Check the records below line by line. Give the count of lines with "zone", and nothing else.

[Component data from apps and pages]
★ ★ ★ ★ ★ ★ ★

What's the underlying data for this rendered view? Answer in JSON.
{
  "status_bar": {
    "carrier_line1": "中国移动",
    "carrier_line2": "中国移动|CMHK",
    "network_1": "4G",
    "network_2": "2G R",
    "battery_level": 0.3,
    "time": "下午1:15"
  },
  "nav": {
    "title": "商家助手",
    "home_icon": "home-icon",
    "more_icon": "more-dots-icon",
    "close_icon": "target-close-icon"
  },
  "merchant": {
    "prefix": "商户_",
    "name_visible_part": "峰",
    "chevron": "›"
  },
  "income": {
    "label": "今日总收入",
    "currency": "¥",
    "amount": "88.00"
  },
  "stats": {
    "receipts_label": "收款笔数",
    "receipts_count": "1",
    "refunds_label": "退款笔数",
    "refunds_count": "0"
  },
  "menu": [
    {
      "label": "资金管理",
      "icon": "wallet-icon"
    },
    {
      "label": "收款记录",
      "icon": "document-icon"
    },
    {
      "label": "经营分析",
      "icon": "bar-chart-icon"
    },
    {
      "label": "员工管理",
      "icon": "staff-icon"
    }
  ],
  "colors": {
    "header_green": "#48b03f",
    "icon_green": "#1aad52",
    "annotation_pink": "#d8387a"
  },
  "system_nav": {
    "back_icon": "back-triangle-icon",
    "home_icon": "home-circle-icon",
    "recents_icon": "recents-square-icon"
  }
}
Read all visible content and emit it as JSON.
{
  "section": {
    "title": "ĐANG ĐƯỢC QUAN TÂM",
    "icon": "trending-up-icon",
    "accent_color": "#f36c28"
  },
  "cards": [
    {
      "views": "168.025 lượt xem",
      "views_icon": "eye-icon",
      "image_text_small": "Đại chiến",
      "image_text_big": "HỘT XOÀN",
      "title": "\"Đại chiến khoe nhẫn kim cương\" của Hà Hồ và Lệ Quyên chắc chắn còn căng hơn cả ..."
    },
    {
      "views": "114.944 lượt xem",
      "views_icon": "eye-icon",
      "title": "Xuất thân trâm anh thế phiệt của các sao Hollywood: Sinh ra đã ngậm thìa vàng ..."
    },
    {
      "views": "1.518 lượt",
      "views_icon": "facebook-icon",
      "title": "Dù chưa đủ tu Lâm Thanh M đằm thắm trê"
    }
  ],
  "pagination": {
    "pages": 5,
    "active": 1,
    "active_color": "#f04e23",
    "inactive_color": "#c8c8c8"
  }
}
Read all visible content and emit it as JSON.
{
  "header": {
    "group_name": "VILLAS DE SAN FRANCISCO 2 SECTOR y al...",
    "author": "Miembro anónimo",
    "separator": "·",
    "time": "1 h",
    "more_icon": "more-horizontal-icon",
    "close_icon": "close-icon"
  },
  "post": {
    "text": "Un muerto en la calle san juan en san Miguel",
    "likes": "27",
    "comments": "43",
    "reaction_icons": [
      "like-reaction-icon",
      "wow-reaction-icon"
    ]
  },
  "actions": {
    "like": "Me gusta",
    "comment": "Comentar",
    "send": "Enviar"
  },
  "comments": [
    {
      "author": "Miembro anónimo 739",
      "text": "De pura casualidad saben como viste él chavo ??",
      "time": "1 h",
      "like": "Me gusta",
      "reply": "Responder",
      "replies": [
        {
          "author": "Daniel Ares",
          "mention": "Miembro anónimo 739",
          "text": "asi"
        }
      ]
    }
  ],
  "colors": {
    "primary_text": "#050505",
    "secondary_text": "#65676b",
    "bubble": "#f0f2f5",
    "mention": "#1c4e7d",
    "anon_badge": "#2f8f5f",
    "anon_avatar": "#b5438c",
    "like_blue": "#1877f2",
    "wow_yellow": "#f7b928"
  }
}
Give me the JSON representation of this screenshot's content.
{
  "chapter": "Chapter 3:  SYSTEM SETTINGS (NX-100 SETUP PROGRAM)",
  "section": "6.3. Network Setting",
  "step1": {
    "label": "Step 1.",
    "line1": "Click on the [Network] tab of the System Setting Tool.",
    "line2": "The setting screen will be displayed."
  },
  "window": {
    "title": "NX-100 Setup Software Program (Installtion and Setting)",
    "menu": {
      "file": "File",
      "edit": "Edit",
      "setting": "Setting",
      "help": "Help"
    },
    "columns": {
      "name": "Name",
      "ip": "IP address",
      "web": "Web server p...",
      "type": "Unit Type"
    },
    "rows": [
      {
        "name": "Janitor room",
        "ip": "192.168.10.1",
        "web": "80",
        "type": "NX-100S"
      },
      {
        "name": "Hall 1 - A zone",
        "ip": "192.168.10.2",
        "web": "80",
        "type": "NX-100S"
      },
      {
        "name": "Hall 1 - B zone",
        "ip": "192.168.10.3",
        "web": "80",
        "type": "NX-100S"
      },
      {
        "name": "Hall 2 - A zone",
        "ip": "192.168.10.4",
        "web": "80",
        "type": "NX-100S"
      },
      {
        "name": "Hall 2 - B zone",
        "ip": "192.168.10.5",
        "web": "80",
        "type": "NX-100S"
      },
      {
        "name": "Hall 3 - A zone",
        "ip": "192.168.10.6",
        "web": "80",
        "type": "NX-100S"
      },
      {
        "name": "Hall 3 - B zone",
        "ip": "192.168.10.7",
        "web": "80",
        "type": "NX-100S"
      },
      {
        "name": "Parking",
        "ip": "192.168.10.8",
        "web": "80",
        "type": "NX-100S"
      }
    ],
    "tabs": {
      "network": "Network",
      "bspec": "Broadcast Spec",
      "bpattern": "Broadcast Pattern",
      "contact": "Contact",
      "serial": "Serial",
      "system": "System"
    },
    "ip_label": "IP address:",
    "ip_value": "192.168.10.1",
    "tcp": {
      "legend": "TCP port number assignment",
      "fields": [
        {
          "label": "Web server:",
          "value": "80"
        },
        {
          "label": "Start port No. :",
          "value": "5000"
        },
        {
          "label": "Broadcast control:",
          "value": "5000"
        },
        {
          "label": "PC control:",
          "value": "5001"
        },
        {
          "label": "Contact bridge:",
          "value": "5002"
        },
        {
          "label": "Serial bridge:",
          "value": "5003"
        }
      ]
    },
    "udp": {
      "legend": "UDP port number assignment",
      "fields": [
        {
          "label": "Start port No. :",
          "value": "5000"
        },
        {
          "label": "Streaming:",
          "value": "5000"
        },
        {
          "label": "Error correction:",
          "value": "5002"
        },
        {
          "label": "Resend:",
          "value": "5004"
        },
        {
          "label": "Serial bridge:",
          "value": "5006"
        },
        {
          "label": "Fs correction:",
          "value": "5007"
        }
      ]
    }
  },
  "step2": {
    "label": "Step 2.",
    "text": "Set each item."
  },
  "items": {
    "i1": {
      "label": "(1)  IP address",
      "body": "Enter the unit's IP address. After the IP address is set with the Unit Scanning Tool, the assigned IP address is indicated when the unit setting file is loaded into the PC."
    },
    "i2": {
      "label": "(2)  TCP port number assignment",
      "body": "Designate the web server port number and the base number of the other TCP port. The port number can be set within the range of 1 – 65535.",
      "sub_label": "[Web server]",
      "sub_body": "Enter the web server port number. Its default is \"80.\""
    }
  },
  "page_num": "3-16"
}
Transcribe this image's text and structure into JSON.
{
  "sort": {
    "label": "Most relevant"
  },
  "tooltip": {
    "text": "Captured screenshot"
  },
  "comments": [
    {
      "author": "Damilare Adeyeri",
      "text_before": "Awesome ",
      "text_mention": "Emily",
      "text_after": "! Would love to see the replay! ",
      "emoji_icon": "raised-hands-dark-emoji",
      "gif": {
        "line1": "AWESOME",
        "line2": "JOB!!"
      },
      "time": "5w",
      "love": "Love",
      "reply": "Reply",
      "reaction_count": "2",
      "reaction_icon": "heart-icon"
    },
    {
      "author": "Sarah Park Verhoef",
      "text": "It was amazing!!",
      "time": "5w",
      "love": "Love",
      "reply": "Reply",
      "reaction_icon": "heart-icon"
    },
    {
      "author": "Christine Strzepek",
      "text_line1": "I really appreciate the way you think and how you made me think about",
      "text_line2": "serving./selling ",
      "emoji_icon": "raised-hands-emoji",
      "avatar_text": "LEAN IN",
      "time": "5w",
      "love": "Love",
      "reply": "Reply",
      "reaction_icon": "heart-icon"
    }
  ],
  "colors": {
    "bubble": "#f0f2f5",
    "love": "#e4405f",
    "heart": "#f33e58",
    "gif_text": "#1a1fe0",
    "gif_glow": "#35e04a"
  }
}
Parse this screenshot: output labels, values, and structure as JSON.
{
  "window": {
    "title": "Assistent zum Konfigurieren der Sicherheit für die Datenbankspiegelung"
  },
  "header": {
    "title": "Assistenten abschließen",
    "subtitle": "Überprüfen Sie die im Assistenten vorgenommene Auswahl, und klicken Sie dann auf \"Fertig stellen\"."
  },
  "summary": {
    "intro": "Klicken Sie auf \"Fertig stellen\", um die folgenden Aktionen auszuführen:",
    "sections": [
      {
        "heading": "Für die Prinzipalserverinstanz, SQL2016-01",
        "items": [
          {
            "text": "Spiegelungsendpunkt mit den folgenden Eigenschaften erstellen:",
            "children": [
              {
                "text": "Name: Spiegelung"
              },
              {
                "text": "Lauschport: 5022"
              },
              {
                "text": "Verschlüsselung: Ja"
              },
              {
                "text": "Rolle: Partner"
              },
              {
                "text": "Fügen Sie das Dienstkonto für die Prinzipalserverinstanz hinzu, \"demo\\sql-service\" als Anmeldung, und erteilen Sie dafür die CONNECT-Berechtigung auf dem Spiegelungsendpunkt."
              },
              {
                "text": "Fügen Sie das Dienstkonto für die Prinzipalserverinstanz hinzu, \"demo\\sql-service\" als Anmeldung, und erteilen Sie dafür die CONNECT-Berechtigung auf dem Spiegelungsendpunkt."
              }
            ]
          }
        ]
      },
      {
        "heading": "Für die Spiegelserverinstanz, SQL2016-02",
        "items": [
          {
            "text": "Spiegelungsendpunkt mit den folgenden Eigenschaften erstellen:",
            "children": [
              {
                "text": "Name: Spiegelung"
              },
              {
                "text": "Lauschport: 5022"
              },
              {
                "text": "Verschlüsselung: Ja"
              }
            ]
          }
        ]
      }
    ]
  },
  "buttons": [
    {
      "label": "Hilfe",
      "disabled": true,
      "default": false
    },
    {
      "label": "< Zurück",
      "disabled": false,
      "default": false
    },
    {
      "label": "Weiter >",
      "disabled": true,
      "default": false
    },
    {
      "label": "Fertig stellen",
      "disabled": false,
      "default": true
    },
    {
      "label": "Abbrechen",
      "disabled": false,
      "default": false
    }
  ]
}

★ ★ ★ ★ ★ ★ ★

- **Answer for this exercise**: 6